The other day I attended a gathering of the European Organisation for the Research and Treatment of Cancer (EORTC), where I talked to some 75 doctors, scientists, pharmaceuticals staff, government officials and also, luckily, naturally, patients, about the set-up of new types of trials. And I thought, “What can I do about it?” And then I thought, “Yes, I can do something about it.” Together, patients can even do a lot about it. In fact, they must do something about it. Because that is in their own interest.
Trials are carried out to thoroughly test new drugs. Does the drug work? Isn’t it too poisonous? Will it kill the tumour and, perhaps, the patient as well? What dosage is required? Once a drug is found safe and effective, it can go to the market and patients may use it. By then, ten years will have lapsed, one billion dollars been spent, and the bottom line is that most patients using it will, to the tune of many tens of thousands of dollars more, eke out bad-quality lives for a few months longer. Drugs work poorly, if at all. We have known this a long time. So why don’t we do something about it? Why do we spend tens of billions of dollars a year researching drugs that for decades have failed to achieve much progress? With the exception of blood cancers and testicle cancer, the major advancements have all been achieved in early diagnosis, surgery and radiotherapy. We have known this a long time. So why don’t we do something about it? Surgery and irradiation can’t be patented and don’t bring in massive profits. How inconvenient. Drugs, by contrast, can be patented and after ten years, when the patent expires, you can, if you’re clever, modify your drug a little and re-patent it for another ten high-earning years. But India and China are about to change all that. They will just dump the generic drug on the market at knock-down prices and boy, does it make a difference!
But what if you invite patients to the discussion and the decision-making meetings?

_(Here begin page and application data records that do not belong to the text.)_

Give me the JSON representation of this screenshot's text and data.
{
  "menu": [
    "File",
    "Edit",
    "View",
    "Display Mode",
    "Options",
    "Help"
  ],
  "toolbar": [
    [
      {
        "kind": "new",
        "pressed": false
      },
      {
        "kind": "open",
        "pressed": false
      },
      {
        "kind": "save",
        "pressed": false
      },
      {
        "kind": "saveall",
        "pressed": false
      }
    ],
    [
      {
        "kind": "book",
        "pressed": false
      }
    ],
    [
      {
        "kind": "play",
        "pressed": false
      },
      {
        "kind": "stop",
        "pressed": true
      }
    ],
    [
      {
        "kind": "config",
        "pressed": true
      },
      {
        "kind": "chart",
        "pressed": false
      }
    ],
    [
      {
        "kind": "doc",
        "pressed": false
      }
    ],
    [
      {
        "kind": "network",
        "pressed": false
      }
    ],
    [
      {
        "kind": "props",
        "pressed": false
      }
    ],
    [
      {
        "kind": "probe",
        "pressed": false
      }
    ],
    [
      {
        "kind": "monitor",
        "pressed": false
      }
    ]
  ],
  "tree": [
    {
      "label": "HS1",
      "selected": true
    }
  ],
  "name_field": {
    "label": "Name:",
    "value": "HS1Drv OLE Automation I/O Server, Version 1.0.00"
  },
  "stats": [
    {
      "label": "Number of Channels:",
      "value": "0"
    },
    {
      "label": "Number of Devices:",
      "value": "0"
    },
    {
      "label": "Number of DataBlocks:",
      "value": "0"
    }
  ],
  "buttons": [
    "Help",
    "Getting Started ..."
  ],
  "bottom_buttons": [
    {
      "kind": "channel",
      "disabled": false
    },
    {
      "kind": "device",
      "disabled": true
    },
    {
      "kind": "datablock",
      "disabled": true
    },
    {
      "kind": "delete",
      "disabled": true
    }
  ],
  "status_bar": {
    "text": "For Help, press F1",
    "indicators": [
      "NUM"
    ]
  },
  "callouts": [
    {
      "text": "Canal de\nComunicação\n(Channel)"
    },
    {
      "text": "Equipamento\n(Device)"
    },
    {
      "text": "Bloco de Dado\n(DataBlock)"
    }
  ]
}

If the object is to market only drugs that ensure many years of high-quality extra life, at a price that is “acceptable to society”? If a few robust patient advocates are invited in, who do not bow or bend, who come informed to the teeth, are really independent and gifted with a smooth but sharp tongue? If these advocates turn up the heat to scalding level and just say, “We can do better!” like José Baselga at our Amsterdam conference in January 2011. “We are not meant to be here for one or two months life extension.” To me, the operative word here is “we”. If you want something done, never point at others. It’s a problem patients run up against, so patients should be prepared, and allowed, to help. And boy, can they make a difference! Patients should be given at least equal voting rights in the committees that set the research agendas. Because it’s all about their sickness. They can see that more patient data is made available for research, more tissues, more blood. They will see that the research community amalgamates into a real community, where people and firms collaborate unselfishly – for a change, they will see that the publication-citation cycle is broken and remuneration structures are reformed into a culture where science is appraised and rewarded for its contribution to the well-being of patients and their loved ones, of society as a whole. The patients will make a pact with the pharmaceutical industry: patients will gladly volunteer for trials, and the industry will lower the price of drugs to socially acceptable levels. No more astronomical amounts to pay for unnecessary spending on inefficient research projects. That is the kind of help and positive action I imagine patients might have to offer. But it will have to be based on equality and on voting power. Otherwise it won’t work and we will muddle on. Another month of miserable life caused by the drugs’ “side effects”. Another few hundred billions of research money down the drain. It just doesn’t make sense, does it?
So yes, we can do something about it. And it’s about time, too. Ten million die every year! So take up the challenge and do something about it. And open the door when we patient advocates knock. It will make the world a much lovelier place.